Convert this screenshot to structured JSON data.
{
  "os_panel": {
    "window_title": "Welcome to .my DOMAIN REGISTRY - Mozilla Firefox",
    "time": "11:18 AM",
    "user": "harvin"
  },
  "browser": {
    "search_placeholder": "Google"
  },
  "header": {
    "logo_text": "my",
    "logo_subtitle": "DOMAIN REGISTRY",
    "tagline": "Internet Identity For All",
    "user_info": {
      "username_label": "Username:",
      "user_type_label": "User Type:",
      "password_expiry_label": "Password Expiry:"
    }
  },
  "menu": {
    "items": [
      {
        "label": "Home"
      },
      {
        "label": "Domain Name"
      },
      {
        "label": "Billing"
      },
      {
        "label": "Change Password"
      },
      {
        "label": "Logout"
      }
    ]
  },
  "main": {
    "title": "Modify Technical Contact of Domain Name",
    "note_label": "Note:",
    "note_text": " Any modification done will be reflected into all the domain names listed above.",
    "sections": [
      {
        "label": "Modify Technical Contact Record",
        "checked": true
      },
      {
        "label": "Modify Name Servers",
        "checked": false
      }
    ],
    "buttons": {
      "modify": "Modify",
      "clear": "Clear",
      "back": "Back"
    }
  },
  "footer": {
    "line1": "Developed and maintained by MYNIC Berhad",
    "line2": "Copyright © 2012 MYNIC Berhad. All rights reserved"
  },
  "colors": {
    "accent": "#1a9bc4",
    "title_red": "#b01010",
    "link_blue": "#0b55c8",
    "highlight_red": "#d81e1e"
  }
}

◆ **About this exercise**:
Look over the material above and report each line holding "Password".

◆ **Answer space**:
      "password_expiry_label": "Password Expiry:"
        "label": "Change Password"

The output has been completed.